David Rosell is a writer, traveler, financial planner and retirement "architect" who runs a boutique wealth management firm in downtown Bend, serving 100 clients from all over the U.S. He started his first business at 15, began saving for retirement (in lieu of buying a new car) at the age of 19 and has lived and traveled in almost 80 countries.
For this Money Issue, Rosell sat down with the Source to talk about how he's gained an international reputation as a financial guru, while remaining committed to connecting with nature and staying focused on spiritual wealth above material gain.
- Laurel Brauns
- Local author and financial planner David Rosell has traveled to nearly 80 countries. He stands in front of a map of the world with photos of his fans reading his book while out on their own adventures.
Rosell has two personas. The first is the affable guy you might meet at a bar after a long day on the slopes, full of colorful tales of serendipity and misadventure. The second personality is serious and deliberate, with a knack for explaining complex financial scenarios in down-to-earth language that's both optimistic and empowering.
Rosell has published two books: "Failure is Not an Option: Creating Certainty in the Uncertainty of Retirement" (2013) and "Keep Climbing: A Millennial's Guide to Financial Planning," (2017) for the generation that is the first to have less savings than their parents at the same age, according to a 2019 report by the Pew Research Center.
Rosell always kept a journal on his travels and developed a passion for the creative process which led him to write a monthly financial column for Cascade Business News beginning in 2001. His first book was eventually picked up by Mill City Press and garnered accolades from U.S. News & World Report and Fox Business as well as testimonials from public figures including billionaire Charles R. Schwab, Jr. and motivational speaker Brian Tracy.
"The books are a mix of two passions," Rosell said. "I took my passion for adventure travel and mixed that with helping people with their finances. Most people would feel reading a financial book daunting and my goal was to make it not only informative but to make it a book that's actually fun to read."
Rosell's success story began at the age of 15 in Lake Placid, New York, when he began a driveway sealing business after his neighbor hired him for a one-off job. Rosell saw that he could make a lot more money finishing asphalt ($25) than he could mowing lawns ($5). Much to his parents' chagrin, Rosell ran the business for 10 more years after graduating from the State University of New York at Geneseo—which funded his backpacking adventures around the world in the off seasons.

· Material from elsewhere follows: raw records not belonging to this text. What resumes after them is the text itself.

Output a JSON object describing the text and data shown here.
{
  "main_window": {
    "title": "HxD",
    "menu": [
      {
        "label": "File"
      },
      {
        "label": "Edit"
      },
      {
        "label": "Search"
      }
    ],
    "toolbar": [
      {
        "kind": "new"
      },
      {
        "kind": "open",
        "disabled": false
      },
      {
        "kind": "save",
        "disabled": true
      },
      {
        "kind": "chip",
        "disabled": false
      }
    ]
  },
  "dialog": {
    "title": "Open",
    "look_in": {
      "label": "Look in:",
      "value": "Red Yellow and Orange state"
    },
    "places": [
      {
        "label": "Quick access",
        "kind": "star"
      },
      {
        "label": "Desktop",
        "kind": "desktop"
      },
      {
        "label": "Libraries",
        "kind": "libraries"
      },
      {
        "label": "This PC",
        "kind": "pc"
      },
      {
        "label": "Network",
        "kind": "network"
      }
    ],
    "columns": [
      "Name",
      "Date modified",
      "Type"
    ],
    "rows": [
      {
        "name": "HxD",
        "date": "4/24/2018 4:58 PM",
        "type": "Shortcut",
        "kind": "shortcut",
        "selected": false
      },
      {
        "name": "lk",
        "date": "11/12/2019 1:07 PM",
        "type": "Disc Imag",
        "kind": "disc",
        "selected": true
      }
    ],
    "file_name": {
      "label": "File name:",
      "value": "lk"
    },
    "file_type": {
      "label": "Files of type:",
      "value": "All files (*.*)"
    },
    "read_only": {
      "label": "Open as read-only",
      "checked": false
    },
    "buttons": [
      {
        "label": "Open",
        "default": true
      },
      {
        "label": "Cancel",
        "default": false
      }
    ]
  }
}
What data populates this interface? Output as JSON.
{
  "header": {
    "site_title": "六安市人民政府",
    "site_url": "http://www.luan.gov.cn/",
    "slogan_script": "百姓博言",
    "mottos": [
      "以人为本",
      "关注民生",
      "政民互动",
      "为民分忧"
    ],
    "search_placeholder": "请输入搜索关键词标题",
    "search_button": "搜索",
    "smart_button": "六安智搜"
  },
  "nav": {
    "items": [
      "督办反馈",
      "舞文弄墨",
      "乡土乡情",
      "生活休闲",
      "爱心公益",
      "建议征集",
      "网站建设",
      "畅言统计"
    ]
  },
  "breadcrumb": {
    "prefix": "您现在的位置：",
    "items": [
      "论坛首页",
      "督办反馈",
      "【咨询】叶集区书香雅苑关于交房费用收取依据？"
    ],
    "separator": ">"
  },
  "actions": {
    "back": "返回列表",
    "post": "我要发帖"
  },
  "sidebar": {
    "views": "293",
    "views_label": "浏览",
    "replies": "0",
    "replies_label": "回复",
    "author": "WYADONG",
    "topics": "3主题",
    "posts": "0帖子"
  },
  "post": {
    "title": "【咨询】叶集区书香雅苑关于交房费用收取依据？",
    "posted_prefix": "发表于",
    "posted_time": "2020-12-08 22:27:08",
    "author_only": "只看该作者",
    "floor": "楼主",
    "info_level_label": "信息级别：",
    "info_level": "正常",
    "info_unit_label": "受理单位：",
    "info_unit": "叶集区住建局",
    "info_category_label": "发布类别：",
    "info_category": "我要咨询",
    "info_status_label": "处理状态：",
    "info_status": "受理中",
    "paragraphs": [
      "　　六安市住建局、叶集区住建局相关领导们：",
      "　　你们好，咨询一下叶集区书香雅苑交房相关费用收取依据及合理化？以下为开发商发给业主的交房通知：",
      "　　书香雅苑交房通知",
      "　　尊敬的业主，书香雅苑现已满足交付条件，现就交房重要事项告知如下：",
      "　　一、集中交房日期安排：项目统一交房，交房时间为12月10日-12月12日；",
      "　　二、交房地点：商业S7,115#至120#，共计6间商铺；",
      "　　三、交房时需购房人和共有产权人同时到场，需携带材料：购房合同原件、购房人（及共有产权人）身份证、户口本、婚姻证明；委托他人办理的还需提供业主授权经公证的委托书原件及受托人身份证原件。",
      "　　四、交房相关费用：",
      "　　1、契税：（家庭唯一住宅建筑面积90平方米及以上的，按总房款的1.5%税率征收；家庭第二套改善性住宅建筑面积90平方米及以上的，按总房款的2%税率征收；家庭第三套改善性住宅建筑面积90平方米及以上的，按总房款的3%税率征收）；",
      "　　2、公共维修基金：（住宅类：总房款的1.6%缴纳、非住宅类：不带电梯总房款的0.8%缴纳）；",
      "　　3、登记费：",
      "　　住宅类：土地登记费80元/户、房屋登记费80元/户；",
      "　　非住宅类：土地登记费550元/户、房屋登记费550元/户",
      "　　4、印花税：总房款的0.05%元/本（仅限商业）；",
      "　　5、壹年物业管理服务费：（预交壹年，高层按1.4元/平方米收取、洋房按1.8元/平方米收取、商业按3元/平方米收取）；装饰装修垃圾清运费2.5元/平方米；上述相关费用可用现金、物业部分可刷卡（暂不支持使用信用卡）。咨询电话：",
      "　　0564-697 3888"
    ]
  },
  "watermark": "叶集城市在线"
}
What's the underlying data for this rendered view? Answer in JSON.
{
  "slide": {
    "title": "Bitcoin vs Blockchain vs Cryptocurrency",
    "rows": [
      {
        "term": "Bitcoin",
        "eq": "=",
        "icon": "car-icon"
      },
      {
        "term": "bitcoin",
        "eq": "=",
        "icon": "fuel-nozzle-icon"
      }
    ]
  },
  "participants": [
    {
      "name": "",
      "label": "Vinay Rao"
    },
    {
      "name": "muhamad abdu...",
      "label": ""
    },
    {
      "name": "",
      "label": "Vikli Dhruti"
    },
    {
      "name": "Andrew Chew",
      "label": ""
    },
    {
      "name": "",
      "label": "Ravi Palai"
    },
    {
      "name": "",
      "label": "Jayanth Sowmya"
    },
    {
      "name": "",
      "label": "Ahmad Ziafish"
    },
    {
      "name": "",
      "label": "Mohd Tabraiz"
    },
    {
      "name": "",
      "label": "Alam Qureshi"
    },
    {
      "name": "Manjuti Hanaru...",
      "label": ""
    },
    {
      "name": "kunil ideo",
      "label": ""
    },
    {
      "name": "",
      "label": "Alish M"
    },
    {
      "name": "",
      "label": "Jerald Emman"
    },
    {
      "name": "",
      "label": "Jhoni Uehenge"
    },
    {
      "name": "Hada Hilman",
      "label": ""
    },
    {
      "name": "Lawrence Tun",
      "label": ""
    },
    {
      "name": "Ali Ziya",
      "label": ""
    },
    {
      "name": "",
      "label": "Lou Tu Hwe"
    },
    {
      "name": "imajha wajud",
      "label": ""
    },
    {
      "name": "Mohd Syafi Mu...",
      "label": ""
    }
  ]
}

"Every chapter in these books meshes a riveting travel story, such as tearing down the Berlin Wall 30 years ago, and leads that into a financial lesson," Rosell said. "Just before there are one too many charts, it goes right back into another travel story of hiking in the Himalayas or being stuck in a safari vehicle overnight in Africa."
Thanks to his work ethic and entrepreneurial skills, Rosell had a lot of cash on hand at a young age, and usually made more than his friends who took corporate jobs. What he really wanted to do was buy a brand-new Honda Prelude—black with power windows—that is, until he learned about the magic of compound interest.
"Albert Einstein called it the eighth wonder of the world," Rosell said. "My grandmother showed me that if I started saving $2,000 a year in an IRA beginning at 19, and stopped when I was 27, I'd have $1 million by the time I was 65 (because of the interest). She told me, 'If you want to be independent of the paycheck, you don't have to do anything extraordinary, you just have to do ordinary things, extraordinarily well.'"
Rosell earned a certificate in wealth distribution from the Wharton School of Business and then began his second business as a financial advisor. After stories of corruption on Wall Street emerged in the late aughts, Rosell cut ties with the corporate parent company he was working through and struck out on his own. Today, he primarily works to design retirement plans for clients who have reached their financial "summit" and are concerned about staying comfortable.
"We don't like to use the word 'retire' because it comes from the Latin word 'to end,'" he said. "But people are living healthy lives so much longer.... For many, this is a whole new phase of life where they can be financially independent."
What is Rosell's advice to millennials who say they can't afford to start saving for retirement because of student debt and rising costs of living?
"I talk about 'the latte' factor in my book for millennials," he said. "I will ask 'How much did you spend today on coffee? Did you have a $4 Frappuccino? How about a muffin? Before you know it, they say they've spent $10. That could be $300 in savings every month. Earning only 6% interest, over 20 years you'd have $140,000, in 40 years you have $600,000. You could lead a life of financial mediocrity or you could say to yourself, 'If it is to be, it's up to me.'"